● Task statement
Scan the records below for the word "meta". Copy each line where it appears.

== Data shown

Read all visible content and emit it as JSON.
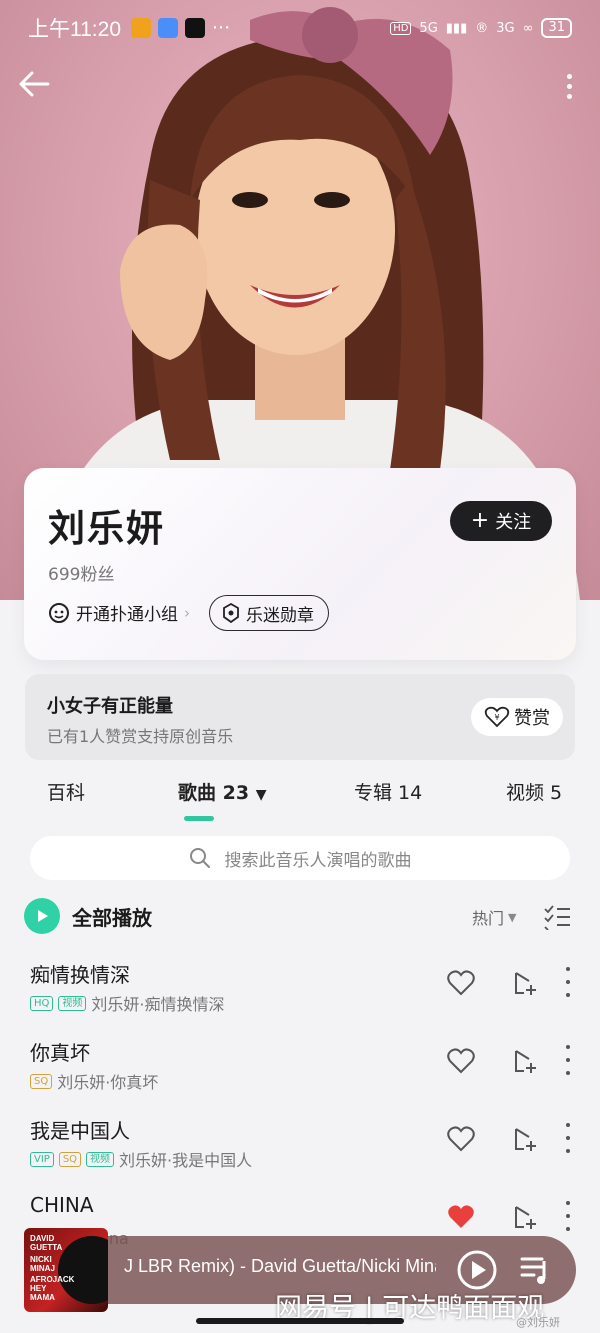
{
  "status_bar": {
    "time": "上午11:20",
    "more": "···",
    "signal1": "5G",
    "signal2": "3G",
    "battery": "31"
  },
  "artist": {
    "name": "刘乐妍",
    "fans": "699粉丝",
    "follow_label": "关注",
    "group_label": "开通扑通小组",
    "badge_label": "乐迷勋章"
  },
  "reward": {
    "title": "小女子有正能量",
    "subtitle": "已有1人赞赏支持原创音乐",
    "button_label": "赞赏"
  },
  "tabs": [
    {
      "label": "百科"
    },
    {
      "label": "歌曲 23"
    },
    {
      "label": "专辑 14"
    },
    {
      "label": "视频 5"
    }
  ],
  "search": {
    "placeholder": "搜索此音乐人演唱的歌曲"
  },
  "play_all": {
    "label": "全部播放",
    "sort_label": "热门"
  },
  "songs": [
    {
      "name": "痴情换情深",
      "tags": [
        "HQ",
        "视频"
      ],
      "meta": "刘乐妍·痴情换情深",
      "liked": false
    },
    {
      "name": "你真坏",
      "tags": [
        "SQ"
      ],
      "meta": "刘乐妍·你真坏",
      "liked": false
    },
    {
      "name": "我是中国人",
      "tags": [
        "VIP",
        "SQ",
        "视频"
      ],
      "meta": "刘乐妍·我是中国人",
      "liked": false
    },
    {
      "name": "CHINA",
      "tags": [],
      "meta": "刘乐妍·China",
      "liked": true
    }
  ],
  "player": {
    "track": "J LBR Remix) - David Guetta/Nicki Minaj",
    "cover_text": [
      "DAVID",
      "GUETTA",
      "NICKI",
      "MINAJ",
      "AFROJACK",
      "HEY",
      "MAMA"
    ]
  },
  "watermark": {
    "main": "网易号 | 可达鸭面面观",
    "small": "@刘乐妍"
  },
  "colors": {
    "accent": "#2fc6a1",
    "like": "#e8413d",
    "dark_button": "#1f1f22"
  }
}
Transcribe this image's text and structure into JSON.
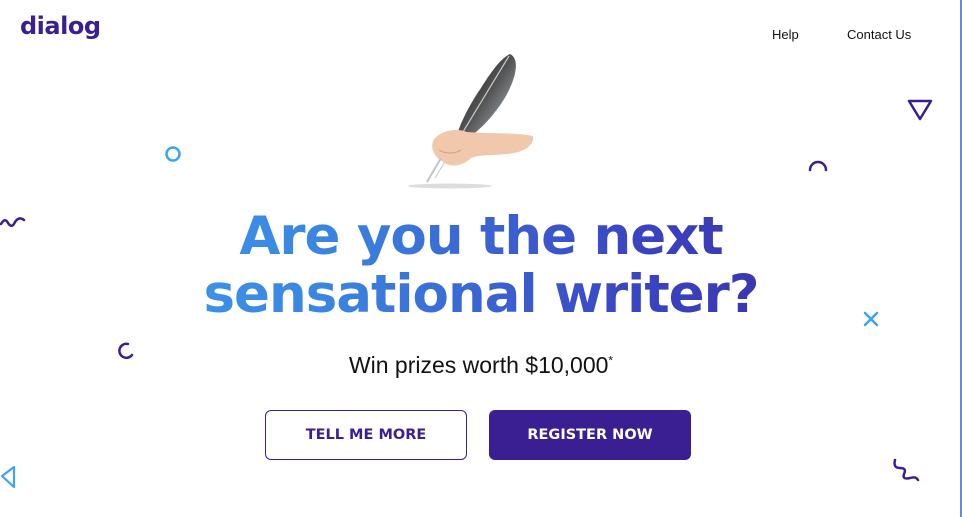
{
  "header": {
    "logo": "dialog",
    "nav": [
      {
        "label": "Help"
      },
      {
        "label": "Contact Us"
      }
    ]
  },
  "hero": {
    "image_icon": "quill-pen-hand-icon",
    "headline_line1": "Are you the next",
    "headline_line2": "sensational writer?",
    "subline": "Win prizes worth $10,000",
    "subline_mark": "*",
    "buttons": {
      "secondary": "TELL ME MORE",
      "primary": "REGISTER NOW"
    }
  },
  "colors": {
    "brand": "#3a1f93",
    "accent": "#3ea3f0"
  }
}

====

● Response area
      "meta": "刘乐妍·痴情换情深",
      "meta": "刘乐妍·你真坏",
      "meta": "刘乐妍·我是中国人",
      "meta": "刘乐妍·China",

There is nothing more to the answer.